*** Exercise data ***
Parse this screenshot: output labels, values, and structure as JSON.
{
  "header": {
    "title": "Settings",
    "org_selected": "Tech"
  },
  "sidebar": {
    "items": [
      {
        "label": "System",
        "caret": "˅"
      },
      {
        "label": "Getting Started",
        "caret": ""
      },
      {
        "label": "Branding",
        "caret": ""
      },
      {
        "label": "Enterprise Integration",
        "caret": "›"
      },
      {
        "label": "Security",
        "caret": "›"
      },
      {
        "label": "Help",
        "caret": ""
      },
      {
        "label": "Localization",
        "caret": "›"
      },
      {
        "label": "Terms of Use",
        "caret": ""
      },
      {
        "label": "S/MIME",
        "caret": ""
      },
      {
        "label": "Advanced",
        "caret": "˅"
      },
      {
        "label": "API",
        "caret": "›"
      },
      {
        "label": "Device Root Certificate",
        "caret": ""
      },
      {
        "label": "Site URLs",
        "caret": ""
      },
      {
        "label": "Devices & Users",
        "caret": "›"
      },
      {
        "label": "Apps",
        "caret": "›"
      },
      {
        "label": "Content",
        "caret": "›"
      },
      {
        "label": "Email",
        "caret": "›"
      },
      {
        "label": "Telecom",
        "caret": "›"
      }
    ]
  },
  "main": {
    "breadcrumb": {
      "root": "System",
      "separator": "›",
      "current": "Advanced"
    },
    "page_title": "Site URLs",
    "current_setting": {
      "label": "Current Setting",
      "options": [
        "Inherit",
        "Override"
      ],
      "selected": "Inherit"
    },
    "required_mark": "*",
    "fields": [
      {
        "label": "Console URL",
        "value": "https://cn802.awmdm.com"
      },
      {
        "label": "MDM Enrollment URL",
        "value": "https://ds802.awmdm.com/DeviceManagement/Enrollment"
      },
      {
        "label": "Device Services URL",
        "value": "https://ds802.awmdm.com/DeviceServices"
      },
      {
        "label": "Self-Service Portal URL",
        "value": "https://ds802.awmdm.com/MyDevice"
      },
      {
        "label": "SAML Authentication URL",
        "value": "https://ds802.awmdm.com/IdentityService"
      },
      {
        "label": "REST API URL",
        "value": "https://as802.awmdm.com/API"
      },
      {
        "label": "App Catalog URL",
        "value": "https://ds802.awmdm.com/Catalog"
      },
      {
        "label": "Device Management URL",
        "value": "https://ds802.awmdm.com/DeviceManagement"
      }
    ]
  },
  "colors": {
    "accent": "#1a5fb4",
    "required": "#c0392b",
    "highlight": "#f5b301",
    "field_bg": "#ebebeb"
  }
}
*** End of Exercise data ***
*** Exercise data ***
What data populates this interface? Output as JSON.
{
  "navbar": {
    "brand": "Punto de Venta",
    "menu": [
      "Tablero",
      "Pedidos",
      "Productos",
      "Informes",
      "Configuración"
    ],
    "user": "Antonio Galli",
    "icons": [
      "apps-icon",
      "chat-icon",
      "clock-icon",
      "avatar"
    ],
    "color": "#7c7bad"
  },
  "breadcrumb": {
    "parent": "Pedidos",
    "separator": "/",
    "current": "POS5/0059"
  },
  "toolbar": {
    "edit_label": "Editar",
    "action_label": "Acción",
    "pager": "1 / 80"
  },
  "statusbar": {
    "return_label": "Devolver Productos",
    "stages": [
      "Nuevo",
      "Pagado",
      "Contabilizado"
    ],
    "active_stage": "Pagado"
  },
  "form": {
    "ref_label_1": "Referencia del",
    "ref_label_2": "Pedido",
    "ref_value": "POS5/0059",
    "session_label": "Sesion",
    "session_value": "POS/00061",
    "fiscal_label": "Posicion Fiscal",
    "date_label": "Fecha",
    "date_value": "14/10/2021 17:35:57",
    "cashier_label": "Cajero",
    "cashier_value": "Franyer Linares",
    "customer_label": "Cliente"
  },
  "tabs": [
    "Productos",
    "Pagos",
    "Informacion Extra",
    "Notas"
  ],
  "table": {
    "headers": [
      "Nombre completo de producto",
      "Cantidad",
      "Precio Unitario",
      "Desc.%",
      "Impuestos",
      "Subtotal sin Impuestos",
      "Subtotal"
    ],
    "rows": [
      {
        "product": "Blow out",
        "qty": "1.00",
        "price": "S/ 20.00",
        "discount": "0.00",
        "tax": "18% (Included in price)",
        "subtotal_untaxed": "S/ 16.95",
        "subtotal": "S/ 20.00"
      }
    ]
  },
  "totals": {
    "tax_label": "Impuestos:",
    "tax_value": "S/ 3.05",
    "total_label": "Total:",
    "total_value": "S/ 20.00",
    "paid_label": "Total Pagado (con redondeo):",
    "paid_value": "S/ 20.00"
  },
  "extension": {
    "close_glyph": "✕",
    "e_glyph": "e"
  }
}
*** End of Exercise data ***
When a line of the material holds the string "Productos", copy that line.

▶ **Finished exercise**
      "Productos",
    "return_label": "Devolver Productos",
    "Productos",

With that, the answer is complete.